What you need to do: Pull every line holding the word "true" from the data below and copy it.

Records from a data collection:
....
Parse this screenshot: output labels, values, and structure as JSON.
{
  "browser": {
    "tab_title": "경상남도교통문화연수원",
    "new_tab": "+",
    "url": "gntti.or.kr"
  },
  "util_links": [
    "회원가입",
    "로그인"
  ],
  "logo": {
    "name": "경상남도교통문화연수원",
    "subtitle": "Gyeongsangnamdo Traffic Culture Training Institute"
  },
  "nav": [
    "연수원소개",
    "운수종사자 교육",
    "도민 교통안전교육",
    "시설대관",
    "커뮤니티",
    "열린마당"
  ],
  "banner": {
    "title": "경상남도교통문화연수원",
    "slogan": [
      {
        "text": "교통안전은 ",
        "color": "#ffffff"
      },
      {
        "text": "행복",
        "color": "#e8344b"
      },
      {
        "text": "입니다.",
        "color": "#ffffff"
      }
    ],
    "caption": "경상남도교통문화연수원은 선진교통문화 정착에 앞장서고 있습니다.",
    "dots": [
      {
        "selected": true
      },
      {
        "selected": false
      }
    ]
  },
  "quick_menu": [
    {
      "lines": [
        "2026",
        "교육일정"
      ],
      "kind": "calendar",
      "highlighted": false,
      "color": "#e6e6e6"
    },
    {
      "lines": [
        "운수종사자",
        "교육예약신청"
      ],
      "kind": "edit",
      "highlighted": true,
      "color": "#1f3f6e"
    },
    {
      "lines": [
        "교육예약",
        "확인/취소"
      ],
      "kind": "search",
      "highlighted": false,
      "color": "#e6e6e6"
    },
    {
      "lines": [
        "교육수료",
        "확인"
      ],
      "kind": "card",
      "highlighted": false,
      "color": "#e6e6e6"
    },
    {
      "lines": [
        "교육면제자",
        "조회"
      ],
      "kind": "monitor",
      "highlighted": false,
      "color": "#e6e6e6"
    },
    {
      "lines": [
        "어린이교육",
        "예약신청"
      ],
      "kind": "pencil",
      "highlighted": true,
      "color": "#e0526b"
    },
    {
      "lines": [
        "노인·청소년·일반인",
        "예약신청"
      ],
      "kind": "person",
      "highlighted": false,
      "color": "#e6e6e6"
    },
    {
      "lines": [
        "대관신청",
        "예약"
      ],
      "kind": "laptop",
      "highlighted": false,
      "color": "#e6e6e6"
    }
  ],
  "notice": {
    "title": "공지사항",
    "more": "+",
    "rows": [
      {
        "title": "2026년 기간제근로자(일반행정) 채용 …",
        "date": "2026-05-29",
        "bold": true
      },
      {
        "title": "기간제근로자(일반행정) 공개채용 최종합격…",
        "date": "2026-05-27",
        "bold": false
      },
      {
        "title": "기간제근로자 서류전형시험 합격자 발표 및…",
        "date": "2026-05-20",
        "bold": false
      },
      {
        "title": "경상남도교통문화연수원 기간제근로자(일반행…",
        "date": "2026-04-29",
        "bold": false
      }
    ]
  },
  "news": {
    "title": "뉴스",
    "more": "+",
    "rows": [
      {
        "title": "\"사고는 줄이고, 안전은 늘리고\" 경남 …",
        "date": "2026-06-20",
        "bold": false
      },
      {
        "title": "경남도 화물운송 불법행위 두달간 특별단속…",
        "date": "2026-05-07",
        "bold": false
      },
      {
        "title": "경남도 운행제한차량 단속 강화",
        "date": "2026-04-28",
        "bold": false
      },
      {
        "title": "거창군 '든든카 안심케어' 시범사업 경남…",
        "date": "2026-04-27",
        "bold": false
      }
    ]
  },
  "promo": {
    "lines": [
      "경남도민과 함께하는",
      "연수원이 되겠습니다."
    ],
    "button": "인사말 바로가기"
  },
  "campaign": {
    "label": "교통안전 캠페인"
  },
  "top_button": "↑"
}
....
Answer box:
        "selected": true
      "highlighted": true,
      "highlighted": true,
        "bold": true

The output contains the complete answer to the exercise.